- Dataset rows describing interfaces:
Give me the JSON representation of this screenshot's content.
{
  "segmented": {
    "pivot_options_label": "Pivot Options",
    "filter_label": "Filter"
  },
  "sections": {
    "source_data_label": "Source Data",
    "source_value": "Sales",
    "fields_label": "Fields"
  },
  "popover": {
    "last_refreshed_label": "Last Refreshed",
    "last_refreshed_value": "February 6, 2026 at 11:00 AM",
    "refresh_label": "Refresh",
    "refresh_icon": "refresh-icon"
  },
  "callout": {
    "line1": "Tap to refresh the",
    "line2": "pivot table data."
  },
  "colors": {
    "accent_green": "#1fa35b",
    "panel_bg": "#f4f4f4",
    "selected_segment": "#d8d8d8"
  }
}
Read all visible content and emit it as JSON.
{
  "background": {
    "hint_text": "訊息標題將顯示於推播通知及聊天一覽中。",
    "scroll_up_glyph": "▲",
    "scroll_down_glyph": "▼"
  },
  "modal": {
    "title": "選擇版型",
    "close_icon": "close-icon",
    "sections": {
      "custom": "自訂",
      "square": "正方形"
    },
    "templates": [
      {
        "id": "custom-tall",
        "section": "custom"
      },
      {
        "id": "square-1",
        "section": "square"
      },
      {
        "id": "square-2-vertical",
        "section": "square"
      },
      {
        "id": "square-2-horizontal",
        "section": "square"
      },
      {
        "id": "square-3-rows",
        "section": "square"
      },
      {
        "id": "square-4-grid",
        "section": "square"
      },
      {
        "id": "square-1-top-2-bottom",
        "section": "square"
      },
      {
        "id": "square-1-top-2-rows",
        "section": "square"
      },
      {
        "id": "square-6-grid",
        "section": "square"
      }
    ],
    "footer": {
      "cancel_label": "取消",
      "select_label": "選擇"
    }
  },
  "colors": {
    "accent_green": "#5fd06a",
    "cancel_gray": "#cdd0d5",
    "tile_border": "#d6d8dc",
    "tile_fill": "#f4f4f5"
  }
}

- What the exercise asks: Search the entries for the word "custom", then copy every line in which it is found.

- Exercise response:
      "custom": "自訂",
        "id": "custom-tall",
        "section": "custom"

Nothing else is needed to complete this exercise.